= WHAT YOU HAVE TO DO =
Please repeat the data below exactly, with the pictures removed.

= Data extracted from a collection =
= Beginning of Section =
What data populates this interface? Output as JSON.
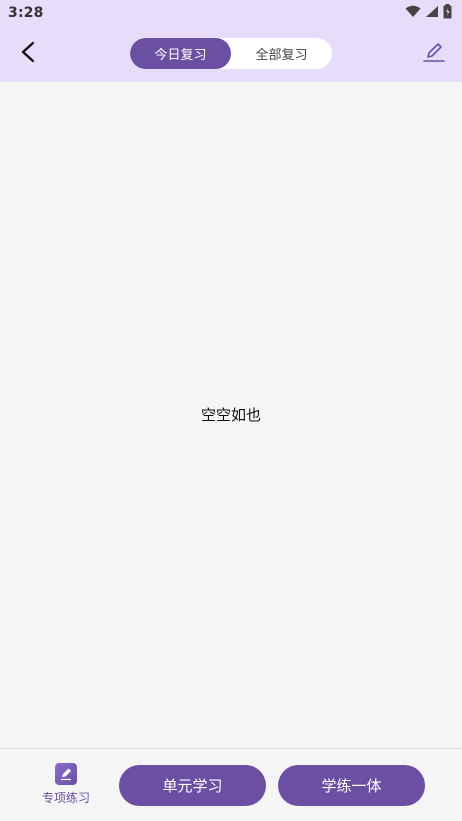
{
  "status_bar": {
    "time": "3:28",
    "icons": [
      "wifi-icon",
      "signal-icon",
      "battery-icon"
    ]
  },
  "header": {
    "back_icon": "back-arrow-icon",
    "tabs": [
      {
        "label": "今日复习",
        "active": true
      },
      {
        "label": "全部复习",
        "active": false
      }
    ],
    "edit_icon": "edit-pencil-icon"
  },
  "content": {
    "empty_text": "空空如也"
  },
  "bottom_bar": {
    "special_practice": {
      "label": "专项练习",
      "icon": "pencil-note-icon"
    },
    "unit_study_label": "单元学习",
    "integrated_label": "学练一体"
  },
  "colors": {
    "accent": "#6a4fa3",
    "header_bg": "#e8dcfb",
    "page_bg": "#f5f5f5"
  }
}
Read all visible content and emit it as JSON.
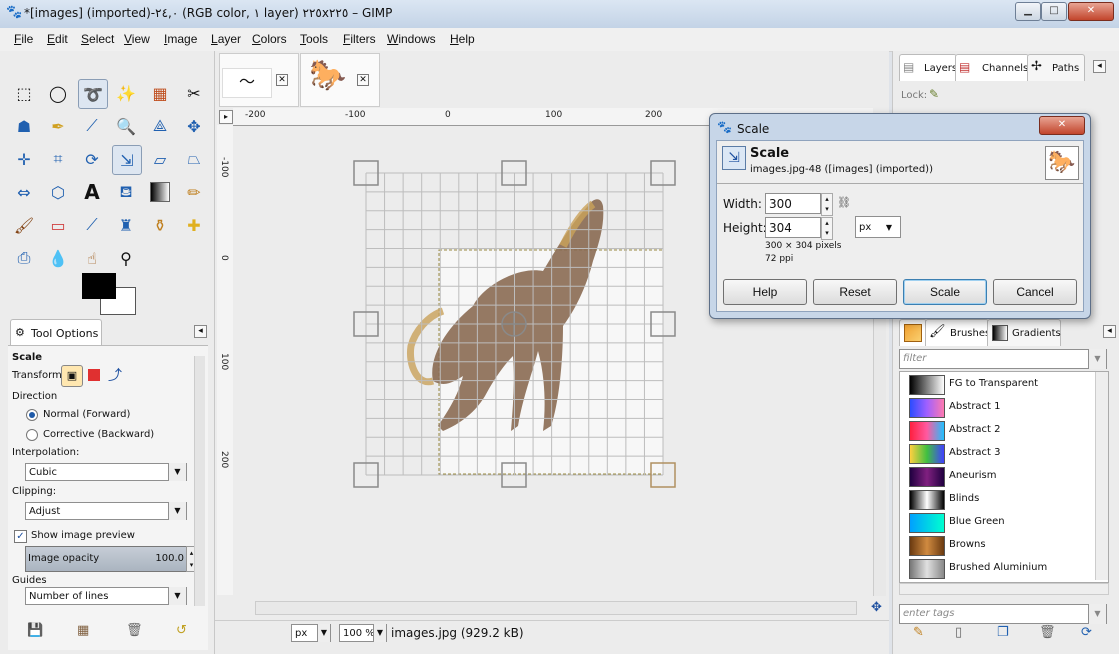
{
  "window": {
    "title": "*[images] (imported)-٢٤,٠ (RGB color, ١ layer) ٢٢٥x٢٢٥ – GIMP",
    "minimize": "▁",
    "maximize": "□",
    "close": "✕"
  },
  "menu": [
    "File",
    "Edit",
    "Select",
    "View",
    "Image",
    "Layer",
    "Colors",
    "Tools",
    "Filters",
    "Windows",
    "Help"
  ],
  "tool_options": {
    "tab_label": "Tool Options",
    "tool_name": "Scale",
    "transform_label": "Transform:",
    "direction_label": "Direction",
    "direction_normal": "Normal (Forward)",
    "direction_corrective": "Corrective (Backward)",
    "interpolation_label": "Interpolation:",
    "interpolation_value": "Cubic",
    "clipping_label": "Clipping:",
    "clipping_value": "Adjust",
    "show_preview_label": "Show image preview",
    "show_preview_checked": true,
    "opacity_label": "Image opacity",
    "opacity_value": "100.0",
    "guides_label": "Guides",
    "guides_value": "Number of lines"
  },
  "rulers": {
    "h": [
      "-200",
      "-100",
      "0",
      "100",
      "200"
    ],
    "v": [
      "-100",
      "0",
      "100",
      "200"
    ]
  },
  "status": {
    "unit": "px",
    "zoom": "100 %",
    "info": "images.jpg (929.2 kB)"
  },
  "dock": {
    "tabs": [
      "Layers",
      "Channels",
      "Paths"
    ],
    "lock_label": "Lock:",
    "brush_tabs": [
      "Brushes",
      "Gradients"
    ],
    "filter_placeholder": "filter",
    "tags_placeholder": "enter tags",
    "gradients": [
      {
        "name": "FG to Transparent",
        "colors": [
          "#000000",
          "#ffffff"
        ]
      },
      {
        "name": "Abstract 1",
        "colors": [
          "#2b4cff",
          "#a060ff",
          "#ff7ab0"
        ]
      },
      {
        "name": "Abstract 2",
        "colors": [
          "#ff2040",
          "#ff5aa0",
          "#20c0ff"
        ]
      },
      {
        "name": "Abstract 3",
        "colors": [
          "#ffd040",
          "#40c040",
          "#4040ff"
        ]
      },
      {
        "name": "Aneurism",
        "colors": [
          "#200040",
          "#802080",
          "#200040"
        ]
      },
      {
        "name": "Blinds",
        "colors": [
          "#000000",
          "#ffffff",
          "#000000"
        ]
      },
      {
        "name": "Blue Green",
        "colors": [
          "#00a0ff",
          "#00ffd0"
        ]
      },
      {
        "name": "Browns",
        "colors": [
          "#6a3a10",
          "#d08a40",
          "#6a3a10"
        ]
      },
      {
        "name": "Brushed Aluminium",
        "colors": [
          "#777777",
          "#e0e0e0",
          "#888888"
        ]
      }
    ]
  },
  "scale_dialog": {
    "window_title": "Scale",
    "heading": "Scale",
    "subtitle": "images.jpg-48 ([images] (imported))",
    "width_label": "Width:",
    "width_value": "300",
    "height_label": "Height:",
    "height_value": "304",
    "size_info": "300 × 304 pixels",
    "ppi_info": "72 ppi",
    "unit": "px",
    "buttons": [
      "Help",
      "Reset",
      "Scale",
      "Cancel"
    ]
  }
}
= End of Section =
= SOLUTION TO THE PROBLEM =
What data populates this interface? Output as JSON.
{
  "status_bar": {
    "time": "3:28",
    "icons": [
      "wifi-icon",
      "signal-icon",
      "battery-icon"
    ]
  },
  "header": {
    "back_icon": "back-arrow-icon",
    "tabs": [
      {
        "label": "今日复习",
        "active": true
      },
      {
        "label": "全部复习",
        "active": false
      }
    ],
    "edit_icon": "edit-pencil-icon"
  },
  "content": {
    "empty_text": "空空如也"
  },
  "bottom_bar": {
    "special_practice": {
      "label": "专项练习",
      "icon": "pencil-note-icon"
    },
    "unit_study_label": "单元学习",
    "integrated_label": "学练一体"
  },
  "colors": {
    "accent": "#6a4fa3",
    "header_bg": "#e8dcfb",
    "page_bg": "#f5f5f5"
  }
}
Read all visible content and emit it as JSON.
{
  "window": {
    "title": "*[images] (imported)-٢٤,٠ (RGB color, ١ layer) ٢٢٥x٢٢٥ – GIMP",
    "minimize": "▁",
    "maximize": "□",
    "close": "✕"
  },
  "menu": [
    "File",
    "Edit",
    "Select",
    "View",
    "Image",
    "Layer",
    "Colors",
    "Tools",
    "Filters",
    "Windows",
    "Help"
  ],
  "tool_options": {
    "tab_label": "Tool Options",
    "tool_name": "Scale",
    "transform_label": "Transform:",
    "direction_label": "Direction",
    "direction_normal": "Normal (Forward)",
    "direction_corrective": "Corrective (Backward)",
    "interpolation_label": "Interpolation:",
    "interpolation_value": "Cubic",
    "clipping_label": "Clipping:",
    "clipping_value": "Adjust",
    "show_preview_label": "Show image preview",
    "show_preview_checked": true,
    "opacity_label": "Image opacity",
    "opacity_value": "100.0",
    "guides_label": "Guides",
    "guides_value": "Number of lines"
  },
  "rulers": {
    "h": [
      "-200",
      "-100",
      "0",
      "100",
      "200"
    ],
    "v": [
      "-100",
      "0",
      "100",
      "200"
    ]
  },
  "status": {
    "unit": "px",
    "zoom": "100 %",
    "info": "images.jpg (929.2 kB)"
  },
  "dock": {
    "tabs": [
      "Layers",
      "Channels",
      "Paths"
    ],
    "lock_label": "Lock:",
    "brush_tabs": [
      "Brushes",
      "Gradients"
    ],
    "filter_placeholder": "filter",
    "tags_placeholder": "enter tags",
    "gradients": [
      {
        "name": "FG to Transparent",
        "colors": [
          "#000000",
          "#ffffff"
        ]
      },
      {
        "name": "Abstract 1",
        "colors": [
          "#2b4cff",
          "#a060ff",
          "#ff7ab0"
        ]
      },
      {
        "name": "Abstract 2",
        "colors": [
          "#ff2040",
          "#ff5aa0",
          "#20c0ff"
        ]
      },
      {
        "name": "Abstract 3",
        "colors": [
          "#ffd040",
          "#40c040",
          "#4040ff"
        ]
      },
      {
        "name": "Aneurism",
        "colors": [
          "#200040",
          "#802080",
          "#200040"
        ]
      },
      {
        "name": "Blinds",
        "colors": [
          "#000000",
          "#ffffff",
          "#000000"
        ]
      },
      {
        "name": "Blue Green",
        "colors": [
          "#00a0ff",
          "#00ffd0"
        ]
      },
      {
        "name": "Browns",
        "colors": [
          "#6a3a10",
          "#d08a40",
          "#6a3a10"
        ]
      },
      {
        "name": "Brushed Aluminium",
        "colors": [
          "#777777",
          "#e0e0e0",
          "#888888"
        ]
      }
    ]
  },
  "scale_dialog": {
    "window_title": "Scale",
    "heading": "Scale",
    "subtitle": "images.jpg-48 ([images] (imported))",
    "width_label": "Width:",
    "width_value": "300",
    "height_label": "Height:",
    "height_value": "304",
    "size_info": "300 × 304 pixels",
    "ppi_info": "72 ppi",
    "unit": "px",
    "buttons": [
      "Help",
      "Reset",
      "Scale",
      "Cancel"
    ]
  }
}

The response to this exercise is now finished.